▶ _YOUR OBJECTIVE_
Scan the records for "magna". Report each line that includes it.

------------------------------------------------------------

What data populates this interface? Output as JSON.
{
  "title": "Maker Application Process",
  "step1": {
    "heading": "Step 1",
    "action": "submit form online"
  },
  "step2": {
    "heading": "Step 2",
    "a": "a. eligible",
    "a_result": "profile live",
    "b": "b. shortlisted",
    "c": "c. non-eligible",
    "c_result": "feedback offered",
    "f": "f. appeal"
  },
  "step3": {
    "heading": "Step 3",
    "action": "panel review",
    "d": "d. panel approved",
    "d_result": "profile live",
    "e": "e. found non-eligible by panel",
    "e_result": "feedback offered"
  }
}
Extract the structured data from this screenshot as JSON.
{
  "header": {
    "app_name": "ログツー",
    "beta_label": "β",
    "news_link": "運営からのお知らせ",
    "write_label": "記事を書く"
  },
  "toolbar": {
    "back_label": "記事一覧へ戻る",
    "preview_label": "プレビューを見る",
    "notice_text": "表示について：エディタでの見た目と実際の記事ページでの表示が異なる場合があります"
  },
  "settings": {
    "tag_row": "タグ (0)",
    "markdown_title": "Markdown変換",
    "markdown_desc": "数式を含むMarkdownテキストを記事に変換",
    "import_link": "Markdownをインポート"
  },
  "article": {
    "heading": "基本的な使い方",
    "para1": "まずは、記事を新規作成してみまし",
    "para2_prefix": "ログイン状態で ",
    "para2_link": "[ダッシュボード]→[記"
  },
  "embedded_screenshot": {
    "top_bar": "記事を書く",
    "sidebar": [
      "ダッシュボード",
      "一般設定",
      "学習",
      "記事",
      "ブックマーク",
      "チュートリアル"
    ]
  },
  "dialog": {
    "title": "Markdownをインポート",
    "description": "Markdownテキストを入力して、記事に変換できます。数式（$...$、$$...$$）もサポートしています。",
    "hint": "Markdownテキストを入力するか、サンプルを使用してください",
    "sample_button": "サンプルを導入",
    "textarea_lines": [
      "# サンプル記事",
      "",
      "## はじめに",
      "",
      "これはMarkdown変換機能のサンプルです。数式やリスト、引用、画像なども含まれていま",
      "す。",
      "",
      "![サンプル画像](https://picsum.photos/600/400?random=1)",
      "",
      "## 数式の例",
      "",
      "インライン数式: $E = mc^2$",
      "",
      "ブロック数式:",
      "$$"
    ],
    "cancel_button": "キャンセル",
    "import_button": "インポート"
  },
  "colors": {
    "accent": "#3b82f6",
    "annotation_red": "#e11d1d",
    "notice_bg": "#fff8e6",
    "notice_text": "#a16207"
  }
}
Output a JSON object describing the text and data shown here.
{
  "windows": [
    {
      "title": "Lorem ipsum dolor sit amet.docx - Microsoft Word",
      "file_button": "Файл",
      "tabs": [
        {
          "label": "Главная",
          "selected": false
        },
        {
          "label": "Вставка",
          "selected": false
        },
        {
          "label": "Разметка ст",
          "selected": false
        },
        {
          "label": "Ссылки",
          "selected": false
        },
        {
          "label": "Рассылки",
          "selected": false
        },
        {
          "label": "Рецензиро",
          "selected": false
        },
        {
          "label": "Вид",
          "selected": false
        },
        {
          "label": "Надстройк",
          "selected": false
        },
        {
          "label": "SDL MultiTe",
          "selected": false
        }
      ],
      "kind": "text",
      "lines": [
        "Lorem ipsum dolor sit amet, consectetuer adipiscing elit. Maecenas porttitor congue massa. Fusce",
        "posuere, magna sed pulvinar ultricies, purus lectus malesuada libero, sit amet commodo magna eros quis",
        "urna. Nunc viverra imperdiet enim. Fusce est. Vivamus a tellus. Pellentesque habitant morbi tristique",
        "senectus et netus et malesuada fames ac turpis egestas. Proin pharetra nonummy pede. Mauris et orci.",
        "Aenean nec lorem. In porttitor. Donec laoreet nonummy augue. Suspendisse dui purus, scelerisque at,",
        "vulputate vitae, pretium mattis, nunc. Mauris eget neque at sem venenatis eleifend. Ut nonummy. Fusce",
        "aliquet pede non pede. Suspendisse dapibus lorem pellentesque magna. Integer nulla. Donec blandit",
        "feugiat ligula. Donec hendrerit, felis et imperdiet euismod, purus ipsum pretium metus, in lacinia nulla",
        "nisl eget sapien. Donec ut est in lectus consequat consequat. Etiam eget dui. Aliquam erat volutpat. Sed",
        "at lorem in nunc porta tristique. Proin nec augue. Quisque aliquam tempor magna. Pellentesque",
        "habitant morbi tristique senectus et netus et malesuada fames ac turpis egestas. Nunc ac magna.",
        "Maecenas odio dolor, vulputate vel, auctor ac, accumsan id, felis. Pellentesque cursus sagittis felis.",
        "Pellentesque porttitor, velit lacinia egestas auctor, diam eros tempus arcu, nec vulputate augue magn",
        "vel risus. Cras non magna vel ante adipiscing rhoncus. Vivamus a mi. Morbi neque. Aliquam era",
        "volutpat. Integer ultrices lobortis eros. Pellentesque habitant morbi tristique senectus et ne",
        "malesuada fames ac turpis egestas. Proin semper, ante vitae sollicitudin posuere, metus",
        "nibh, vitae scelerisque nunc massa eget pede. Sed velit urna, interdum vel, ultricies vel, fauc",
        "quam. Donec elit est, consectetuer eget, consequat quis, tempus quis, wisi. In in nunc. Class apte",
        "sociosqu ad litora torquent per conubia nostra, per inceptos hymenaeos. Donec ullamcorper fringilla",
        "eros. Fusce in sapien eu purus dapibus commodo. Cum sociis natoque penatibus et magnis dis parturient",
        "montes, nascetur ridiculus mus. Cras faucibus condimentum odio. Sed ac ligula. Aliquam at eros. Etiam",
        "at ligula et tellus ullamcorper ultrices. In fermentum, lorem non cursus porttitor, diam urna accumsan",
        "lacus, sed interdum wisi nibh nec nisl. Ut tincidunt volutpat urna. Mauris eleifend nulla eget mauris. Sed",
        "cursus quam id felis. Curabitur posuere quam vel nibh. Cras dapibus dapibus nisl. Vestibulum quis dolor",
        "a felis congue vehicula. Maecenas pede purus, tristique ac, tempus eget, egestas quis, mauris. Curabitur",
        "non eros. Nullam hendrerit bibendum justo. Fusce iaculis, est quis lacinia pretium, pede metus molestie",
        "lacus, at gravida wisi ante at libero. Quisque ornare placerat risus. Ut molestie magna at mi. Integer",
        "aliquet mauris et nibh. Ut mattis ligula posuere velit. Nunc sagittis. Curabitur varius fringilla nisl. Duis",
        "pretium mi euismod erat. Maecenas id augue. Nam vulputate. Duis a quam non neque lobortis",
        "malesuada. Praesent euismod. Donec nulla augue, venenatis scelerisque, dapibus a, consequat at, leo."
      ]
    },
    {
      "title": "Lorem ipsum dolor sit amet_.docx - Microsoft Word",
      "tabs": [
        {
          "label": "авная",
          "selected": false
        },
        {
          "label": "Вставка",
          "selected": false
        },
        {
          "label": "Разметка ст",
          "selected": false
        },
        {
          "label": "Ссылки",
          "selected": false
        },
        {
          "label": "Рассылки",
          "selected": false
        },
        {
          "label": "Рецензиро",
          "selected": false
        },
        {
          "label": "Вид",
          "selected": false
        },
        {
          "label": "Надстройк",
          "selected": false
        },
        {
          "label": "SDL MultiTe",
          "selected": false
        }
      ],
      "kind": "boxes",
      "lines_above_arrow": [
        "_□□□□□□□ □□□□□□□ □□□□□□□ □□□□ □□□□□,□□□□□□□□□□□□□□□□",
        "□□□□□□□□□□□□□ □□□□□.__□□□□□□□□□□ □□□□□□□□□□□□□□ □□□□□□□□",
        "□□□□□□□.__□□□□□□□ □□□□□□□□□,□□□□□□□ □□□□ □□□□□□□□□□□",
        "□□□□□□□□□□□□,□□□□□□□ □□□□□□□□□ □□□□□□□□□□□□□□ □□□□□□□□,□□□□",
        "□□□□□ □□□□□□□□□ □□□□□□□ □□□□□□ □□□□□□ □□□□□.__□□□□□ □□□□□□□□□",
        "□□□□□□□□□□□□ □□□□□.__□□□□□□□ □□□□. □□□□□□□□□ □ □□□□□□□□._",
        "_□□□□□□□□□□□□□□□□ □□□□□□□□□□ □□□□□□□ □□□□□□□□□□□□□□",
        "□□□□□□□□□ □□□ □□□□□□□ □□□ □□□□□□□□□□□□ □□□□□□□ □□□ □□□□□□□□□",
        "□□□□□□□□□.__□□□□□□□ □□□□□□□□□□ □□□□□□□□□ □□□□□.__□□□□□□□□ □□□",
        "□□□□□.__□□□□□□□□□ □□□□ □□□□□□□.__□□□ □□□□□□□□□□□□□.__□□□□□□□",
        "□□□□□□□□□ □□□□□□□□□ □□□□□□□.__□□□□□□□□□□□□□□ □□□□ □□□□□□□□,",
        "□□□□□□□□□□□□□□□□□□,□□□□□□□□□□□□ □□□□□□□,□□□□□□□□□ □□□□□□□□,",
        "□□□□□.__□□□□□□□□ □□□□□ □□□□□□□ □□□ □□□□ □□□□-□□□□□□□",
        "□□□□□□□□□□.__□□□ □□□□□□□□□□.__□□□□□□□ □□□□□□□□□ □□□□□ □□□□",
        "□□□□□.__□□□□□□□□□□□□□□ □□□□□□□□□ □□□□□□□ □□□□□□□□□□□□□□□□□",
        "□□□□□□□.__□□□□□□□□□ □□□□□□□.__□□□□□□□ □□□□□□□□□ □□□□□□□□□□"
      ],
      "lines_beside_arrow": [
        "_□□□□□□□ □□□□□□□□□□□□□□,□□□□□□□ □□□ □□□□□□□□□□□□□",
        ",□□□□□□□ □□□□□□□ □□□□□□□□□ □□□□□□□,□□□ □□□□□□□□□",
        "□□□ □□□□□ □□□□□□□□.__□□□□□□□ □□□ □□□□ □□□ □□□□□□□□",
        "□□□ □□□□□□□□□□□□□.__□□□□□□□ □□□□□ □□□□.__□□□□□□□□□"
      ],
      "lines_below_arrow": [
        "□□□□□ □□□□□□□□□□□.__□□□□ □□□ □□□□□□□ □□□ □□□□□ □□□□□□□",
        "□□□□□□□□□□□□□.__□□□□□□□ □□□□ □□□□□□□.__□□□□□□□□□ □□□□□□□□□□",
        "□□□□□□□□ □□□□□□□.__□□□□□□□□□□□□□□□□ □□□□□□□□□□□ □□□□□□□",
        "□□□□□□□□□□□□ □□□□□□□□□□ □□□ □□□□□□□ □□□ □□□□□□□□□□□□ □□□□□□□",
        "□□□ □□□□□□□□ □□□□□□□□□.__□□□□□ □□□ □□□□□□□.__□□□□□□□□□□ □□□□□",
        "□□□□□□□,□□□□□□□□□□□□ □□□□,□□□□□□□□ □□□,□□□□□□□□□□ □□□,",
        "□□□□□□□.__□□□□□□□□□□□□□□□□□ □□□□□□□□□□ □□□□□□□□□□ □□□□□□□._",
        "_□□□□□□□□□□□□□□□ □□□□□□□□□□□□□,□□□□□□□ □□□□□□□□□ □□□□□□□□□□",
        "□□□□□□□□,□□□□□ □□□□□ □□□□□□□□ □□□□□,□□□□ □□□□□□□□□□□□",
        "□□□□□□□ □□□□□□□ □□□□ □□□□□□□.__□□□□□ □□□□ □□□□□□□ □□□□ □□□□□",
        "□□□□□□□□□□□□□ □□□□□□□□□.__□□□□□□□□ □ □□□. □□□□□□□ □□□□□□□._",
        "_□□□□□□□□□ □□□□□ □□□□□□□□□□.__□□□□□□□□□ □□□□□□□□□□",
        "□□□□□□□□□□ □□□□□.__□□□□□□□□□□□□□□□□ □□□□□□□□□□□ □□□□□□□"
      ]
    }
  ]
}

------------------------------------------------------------

▶ _SOLUTION_
        "posuere, magna sed pulvinar ultricies, purus lectus malesuada libero, sit amet commodo magna eros quis",
        "aliquet pede non pede. Suspendisse dapibus lorem pellentesque magna. Integer nulla. Donec blandit",
        "at lorem in nunc porta tristique. Proin nec augue. Quisque aliquam tempor magna. Pellentesque",
        "habitant morbi tristique senectus et netus et malesuada fames ac turpis egestas. Nunc ac magna.",
        "vel risus. Cras non magna vel ante adipiscing rhoncus. Vivamus a mi. Morbi neque. Aliquam era",
        "lacus, at gravida wisi ante at libero. Quisque ornare placerat risus. Ut molestie magna at mi. Integer",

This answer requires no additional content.